Dataset rows describing interfaces:
******************************

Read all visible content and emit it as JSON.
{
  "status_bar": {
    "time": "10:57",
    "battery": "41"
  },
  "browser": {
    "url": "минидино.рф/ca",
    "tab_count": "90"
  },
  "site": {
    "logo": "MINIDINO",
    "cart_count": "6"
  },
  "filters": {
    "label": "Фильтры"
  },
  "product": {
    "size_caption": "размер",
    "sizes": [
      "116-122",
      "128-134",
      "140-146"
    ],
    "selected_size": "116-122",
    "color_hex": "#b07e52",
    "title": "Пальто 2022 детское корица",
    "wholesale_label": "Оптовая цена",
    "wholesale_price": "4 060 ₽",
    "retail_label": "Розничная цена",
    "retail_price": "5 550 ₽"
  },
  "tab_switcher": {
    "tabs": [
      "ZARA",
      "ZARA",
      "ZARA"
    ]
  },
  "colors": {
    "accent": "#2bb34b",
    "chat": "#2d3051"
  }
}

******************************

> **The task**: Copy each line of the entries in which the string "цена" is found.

> **Reply to the exercise**:
    "wholesale_label": "Оптовая цена",
    "retail_label": "Розничная цена",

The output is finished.